While most of us are more than aware that a certain amount of dramatic embellishment is to be expected from any adaptation based on real events, it is sometimes impossible to ignore to what level the truth can be stretched to accommodate those telling the story, and whether dramatisation for the sake of dramatisation can help or hinder said project.

In the case of Nicolai Fuglsig’s 12 Strong, where the truth ends and fiction begins isn’t altogether clear, nor does it seem that vital given the nature of the production itself. Having said that, if you’re prepared to be mildly incensed by its gung-ho “America saves the world again” narrative, the film presents an adequate retelling of a story which had until now remained under wraps by the powers that be.

Set in the aftermath of 9/11, 12 Strong tells the story of the first Special Forces team deployed to Afghanistan after the World Trade Centre attacks in 2001. Under the leadership of new captain Mitch Nelson (Chris Hemsworth), the team must work with Afghan warlord General Dostum (Navid Negahban) to take down the Taliban and some of their Al Qaeda allies believed to be hiding deep in the Afghan mountains. To complicate things further, the unit hopes to complete its mission in a race against time, and hopefully make it back to their loved ones unharmed in time for Christmas.

12 Strong

Staring alongside Hemsworth, is twice Academy Awards nominee Michael Shannon in the role of semi-retired officer Hal Spencer who is back for one last job.
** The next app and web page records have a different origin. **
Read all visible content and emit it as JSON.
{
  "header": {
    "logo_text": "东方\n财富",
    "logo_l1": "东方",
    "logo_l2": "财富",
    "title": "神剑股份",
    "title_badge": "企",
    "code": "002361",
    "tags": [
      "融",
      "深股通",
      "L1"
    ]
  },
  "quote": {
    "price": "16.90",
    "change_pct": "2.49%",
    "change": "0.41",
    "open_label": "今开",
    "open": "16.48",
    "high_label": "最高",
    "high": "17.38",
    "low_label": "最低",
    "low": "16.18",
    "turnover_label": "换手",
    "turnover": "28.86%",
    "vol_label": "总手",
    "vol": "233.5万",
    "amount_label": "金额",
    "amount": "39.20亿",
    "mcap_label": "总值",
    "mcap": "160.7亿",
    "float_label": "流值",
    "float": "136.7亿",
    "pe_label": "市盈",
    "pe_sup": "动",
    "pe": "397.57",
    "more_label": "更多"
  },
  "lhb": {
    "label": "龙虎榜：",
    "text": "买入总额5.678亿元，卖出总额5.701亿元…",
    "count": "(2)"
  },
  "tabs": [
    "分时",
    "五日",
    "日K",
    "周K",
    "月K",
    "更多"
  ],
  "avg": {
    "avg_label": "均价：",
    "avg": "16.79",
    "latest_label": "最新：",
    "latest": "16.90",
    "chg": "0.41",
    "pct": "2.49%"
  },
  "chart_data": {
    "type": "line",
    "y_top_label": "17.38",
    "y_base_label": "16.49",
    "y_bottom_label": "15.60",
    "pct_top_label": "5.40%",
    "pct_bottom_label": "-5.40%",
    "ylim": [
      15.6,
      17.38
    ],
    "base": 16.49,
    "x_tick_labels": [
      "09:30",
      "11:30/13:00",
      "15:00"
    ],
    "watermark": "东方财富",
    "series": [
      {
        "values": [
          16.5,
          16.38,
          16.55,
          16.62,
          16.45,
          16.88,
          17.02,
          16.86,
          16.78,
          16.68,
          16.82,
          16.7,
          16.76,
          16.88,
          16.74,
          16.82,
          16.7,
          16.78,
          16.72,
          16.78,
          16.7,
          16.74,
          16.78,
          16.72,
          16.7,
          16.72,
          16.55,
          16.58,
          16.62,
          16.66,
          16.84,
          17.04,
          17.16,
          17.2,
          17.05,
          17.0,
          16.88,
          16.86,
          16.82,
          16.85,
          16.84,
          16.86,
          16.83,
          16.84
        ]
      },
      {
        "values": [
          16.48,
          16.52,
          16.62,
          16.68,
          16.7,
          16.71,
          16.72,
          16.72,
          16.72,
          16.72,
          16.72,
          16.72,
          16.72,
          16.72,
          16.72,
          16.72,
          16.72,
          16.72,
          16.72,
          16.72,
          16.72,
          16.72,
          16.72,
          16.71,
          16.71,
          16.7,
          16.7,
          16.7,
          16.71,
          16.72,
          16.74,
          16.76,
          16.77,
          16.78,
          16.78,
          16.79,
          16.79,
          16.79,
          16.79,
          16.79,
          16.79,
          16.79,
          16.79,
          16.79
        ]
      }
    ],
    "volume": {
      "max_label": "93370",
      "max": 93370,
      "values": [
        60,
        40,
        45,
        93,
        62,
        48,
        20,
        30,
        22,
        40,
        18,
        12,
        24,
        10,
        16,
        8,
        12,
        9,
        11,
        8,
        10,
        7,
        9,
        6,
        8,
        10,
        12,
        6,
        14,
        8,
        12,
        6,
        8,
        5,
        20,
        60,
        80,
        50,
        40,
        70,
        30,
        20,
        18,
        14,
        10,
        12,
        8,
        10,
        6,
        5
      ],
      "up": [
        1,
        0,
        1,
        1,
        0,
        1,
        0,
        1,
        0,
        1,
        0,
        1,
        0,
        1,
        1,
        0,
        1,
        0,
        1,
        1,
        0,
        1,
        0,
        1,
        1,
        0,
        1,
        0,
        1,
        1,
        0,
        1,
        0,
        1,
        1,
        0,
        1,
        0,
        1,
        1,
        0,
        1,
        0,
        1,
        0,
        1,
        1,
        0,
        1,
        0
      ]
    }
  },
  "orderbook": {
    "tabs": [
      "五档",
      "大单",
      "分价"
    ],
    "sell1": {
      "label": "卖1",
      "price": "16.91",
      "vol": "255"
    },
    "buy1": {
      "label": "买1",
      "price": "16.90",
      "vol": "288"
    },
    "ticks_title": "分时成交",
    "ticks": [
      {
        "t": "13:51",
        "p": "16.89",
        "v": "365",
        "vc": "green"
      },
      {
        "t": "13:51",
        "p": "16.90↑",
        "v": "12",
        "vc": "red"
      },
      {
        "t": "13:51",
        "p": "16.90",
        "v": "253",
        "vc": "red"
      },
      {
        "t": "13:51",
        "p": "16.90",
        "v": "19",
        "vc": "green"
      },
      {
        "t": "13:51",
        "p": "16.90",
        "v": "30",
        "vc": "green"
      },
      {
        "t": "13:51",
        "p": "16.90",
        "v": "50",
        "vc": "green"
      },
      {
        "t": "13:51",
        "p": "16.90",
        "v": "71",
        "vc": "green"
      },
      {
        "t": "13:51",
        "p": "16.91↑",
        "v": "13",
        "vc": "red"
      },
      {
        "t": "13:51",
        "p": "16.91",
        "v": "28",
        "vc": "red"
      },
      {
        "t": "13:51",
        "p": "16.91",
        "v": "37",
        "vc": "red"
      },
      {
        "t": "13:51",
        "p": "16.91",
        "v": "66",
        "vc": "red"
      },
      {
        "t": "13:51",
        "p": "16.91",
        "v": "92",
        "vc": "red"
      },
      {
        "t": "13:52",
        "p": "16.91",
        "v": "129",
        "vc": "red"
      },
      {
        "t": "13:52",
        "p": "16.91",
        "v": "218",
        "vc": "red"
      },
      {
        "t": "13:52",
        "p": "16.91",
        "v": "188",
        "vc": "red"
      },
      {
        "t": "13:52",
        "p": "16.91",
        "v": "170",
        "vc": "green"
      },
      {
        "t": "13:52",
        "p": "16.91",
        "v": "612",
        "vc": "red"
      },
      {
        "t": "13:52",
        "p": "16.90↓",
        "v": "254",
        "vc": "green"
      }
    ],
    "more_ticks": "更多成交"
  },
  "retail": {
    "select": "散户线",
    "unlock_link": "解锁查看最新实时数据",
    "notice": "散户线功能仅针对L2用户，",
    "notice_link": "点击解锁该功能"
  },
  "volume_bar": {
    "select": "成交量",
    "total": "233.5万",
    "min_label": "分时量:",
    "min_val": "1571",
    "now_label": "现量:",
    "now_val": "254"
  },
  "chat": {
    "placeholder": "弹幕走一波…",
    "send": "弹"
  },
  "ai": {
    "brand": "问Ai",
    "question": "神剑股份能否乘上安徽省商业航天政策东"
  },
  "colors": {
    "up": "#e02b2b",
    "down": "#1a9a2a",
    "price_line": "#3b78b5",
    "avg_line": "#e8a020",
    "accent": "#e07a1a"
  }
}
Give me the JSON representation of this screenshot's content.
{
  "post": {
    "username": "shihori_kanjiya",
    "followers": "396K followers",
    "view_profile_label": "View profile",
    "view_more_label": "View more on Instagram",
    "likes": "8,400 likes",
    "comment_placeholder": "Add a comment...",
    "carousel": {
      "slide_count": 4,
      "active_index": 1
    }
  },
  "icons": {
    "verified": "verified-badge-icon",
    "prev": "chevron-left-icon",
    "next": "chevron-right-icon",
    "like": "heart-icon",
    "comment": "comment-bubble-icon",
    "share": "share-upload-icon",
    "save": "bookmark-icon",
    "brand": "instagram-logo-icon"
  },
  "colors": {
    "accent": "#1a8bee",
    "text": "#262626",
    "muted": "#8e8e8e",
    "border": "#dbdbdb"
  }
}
Shannon brings a great deal of solemn composure to a role which would have otherwise gone unnoticed, while Michael Peña provides some light relief as the unit’s loveable joker Sam Diller. The rest of the film is a mixture between a full-on war movie and an old fashioned western where our heroes are expected to do battle on horseback against heavily armed enemy forces.

Hemsworth does a great job in offering Mitch Nelson as an all-American hero wanting to do what it takes in the name of his country. However the real revelation comes courtesy of Navid Negahban who puts in a truly astonishing performance as Dostum, the general who will later become the first president of a free Afghanistan.

12 Strong

Director Nicolai Fuglsig does an adequate job on the technical front – some of the action sequences are truly stunning- but the film is sadly let down by a highly predictable screenplay and a dialogue which doesn’t fare much better. All in all a big noisy war movie which does exactly what is expected from it, but just don’t expect its politics to be challenged beyond what we’ve heard and seen hundreds of times before. A solid war movie which otherwise relies too much on cliched ideas and which is perhaps unlikely to sit well politically with some audiences due to its hawkish narrative.

12 Strong is on general release from Friday January 26th